I originally found out about Ruskin College after sorting through some newspapers to burn on the fire in my living room, back in early 1996. As I sorted through the various
newspapers and magazines, I came across a scrap of paper from the Guardian which had a little add for Ruskin College on it. I wrote the address down and posted off for some more information and an application form. At the time, I was unemployed, had no qualifications, and had become tired of carrying out Low paid Labouring work.
I was absolutely bowled over when I read the information pack and found out that they were a College in the centre of Oxford who had traditionally recruited people from working class and trade Union backgrounds. I applied to study at the College immediately and was interviewed over the phone less than a week after applying, the tutor Mavis
Bayton, called me back next day and offered me a place on her course. Within a month, I was running around various friends and family members borrowing the money for the train fair to Oxford to begin my studies in the social sciences.
Ruskin College began life in 1899 in Oxford and was named after the Art critic and social commentator John Ruskin. The intentions of the colleges American founders Charles
Beard, and Walter Vrooman was to make education available for people from working class backgrounds in Oxford one of the most important and elitist places of learning in the UK, where there was previously no provision.
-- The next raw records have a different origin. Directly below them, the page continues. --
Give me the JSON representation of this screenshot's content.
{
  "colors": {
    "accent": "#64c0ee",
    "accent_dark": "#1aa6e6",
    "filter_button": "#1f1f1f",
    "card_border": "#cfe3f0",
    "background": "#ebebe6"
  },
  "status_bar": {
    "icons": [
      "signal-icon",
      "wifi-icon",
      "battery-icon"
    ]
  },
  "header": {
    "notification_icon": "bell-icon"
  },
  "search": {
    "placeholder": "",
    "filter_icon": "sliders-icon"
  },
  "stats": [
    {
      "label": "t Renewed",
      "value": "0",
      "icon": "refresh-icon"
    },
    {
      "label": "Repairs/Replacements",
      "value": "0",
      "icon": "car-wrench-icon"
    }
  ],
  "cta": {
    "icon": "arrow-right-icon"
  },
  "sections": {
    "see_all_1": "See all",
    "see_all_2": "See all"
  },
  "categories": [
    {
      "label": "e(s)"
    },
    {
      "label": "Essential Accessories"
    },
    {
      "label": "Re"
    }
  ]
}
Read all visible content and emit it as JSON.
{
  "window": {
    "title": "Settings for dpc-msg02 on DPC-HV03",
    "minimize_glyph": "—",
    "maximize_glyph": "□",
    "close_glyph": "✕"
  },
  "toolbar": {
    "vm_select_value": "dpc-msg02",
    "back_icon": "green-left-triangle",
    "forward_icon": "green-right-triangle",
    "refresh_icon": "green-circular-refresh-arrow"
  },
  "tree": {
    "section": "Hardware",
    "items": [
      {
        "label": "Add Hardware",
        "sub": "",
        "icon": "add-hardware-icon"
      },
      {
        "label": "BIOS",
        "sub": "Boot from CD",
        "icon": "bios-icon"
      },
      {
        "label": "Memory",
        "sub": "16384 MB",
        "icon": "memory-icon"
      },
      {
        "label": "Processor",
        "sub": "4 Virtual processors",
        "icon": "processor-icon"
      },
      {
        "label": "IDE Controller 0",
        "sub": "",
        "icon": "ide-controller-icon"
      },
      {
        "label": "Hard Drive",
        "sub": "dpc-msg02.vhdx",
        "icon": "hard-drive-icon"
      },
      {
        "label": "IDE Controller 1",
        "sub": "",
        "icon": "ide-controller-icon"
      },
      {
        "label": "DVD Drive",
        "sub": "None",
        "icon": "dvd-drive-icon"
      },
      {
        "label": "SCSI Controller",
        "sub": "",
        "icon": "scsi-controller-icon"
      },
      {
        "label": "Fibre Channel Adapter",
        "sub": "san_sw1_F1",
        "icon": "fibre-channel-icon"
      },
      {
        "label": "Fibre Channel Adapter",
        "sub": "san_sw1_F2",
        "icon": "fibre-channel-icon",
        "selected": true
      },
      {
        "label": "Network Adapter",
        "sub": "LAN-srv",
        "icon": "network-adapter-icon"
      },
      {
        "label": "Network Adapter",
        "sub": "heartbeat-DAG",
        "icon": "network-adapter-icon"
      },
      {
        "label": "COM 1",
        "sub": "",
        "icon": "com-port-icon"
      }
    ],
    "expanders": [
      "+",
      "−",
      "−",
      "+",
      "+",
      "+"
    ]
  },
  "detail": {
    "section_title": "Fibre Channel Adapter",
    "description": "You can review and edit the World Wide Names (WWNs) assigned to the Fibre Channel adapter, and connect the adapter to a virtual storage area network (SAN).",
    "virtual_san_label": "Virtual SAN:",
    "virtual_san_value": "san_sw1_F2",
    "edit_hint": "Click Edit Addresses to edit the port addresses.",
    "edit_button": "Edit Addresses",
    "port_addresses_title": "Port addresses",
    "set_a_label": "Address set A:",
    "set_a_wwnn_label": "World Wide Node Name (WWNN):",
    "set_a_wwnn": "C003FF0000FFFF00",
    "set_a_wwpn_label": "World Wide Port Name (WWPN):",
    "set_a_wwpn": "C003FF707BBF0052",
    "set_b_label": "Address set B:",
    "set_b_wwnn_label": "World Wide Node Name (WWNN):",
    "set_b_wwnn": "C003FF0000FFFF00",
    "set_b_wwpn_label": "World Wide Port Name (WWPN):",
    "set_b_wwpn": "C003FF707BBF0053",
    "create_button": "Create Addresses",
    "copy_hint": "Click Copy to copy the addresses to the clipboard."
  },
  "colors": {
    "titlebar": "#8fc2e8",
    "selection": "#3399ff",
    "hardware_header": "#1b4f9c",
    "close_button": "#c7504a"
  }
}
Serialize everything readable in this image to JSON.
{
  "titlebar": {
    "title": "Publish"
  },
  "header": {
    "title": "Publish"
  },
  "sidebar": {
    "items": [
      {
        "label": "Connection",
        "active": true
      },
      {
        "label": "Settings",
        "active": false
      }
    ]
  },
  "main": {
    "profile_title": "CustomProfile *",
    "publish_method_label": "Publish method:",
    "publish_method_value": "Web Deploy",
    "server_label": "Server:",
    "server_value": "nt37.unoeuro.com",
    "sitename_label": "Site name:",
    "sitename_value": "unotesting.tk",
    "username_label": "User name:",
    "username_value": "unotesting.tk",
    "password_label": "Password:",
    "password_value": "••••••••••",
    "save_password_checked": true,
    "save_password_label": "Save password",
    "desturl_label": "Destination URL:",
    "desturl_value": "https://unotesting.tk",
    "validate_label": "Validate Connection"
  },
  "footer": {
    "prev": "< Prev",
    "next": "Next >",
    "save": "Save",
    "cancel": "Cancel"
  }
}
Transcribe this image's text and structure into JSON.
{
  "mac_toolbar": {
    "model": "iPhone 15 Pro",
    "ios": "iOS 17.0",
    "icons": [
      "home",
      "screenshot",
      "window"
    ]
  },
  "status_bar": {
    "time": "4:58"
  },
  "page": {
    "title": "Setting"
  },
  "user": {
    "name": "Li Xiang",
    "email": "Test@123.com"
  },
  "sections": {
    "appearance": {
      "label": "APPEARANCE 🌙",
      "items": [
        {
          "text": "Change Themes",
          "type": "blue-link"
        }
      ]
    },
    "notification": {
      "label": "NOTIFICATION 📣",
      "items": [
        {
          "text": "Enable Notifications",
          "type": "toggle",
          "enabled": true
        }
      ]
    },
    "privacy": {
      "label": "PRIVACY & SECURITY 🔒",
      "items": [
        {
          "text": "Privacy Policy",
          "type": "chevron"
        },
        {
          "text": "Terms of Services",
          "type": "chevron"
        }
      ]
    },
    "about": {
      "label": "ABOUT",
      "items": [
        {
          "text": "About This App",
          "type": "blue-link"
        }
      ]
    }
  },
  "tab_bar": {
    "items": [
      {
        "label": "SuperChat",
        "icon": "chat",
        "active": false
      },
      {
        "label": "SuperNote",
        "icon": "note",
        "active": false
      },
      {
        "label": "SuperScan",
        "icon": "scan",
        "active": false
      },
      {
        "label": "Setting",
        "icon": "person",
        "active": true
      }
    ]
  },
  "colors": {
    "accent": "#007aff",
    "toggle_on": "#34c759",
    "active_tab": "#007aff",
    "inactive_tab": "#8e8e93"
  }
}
Walter Vrooman’s wife Amne offered her financial support and so Ruskin College was born. A major catalyst in the development of Ruskin College was down to the fact that Both Beard and Vrooman had both studied in Oxford in their earlier days and were saddened that there were no ordinary people studying at the University, only those from wealthy and aristocratic backgrounds. From its inception onward Ruskin College became a symbol and marker for working class education, and was attended by people from the trade Union, and Labour movement.
Learning at the college
When I went to Ruskin College I managed to gain access as a result of my telephone interview, where I was asked what sort of area I lived in, and a little about my interests and family background. When I entered into Education at Ruskin College, I had no formal qualifications to speak of, other than 3 mediocre CSE qualifications from my Secondary School days.
This is a unique feature of Ruskin College, if you have worked in a certain sector, or have had an interesting and educational life experiences, the College will view this as a qualification within its own right other than one that you have gone to college to study for. Whilst actually studying at the College, teaching staff are aware that many of its students will have little or no understanding of academic methods, and offers an incredible level of support, including study skills groups, personal or small group weekly tutorials.
As Ruskin is a Political college, by the very fact of why it was opened up in the first place, and the people who have traditionally attended, its courses offer working class people the chance to learn about and combat their own oppression through education. For me personally, the college offers a fully inclusive and progressive form of education to those who were previously denied access to further and higher education because of the financial and work situations and I am eternally grateful to the College for giving me the chance to study there.
For a permanent culture
An inclusive, progressive and Political education is an important part of how we need to develop educational models for a sustainable and just future, places like Ruskin College create the opportunities and space where Political and Philosophical ideas can flourish. And for a fairer future that we all want to see, the Ruskin College of the present is providing social justice through education for the future.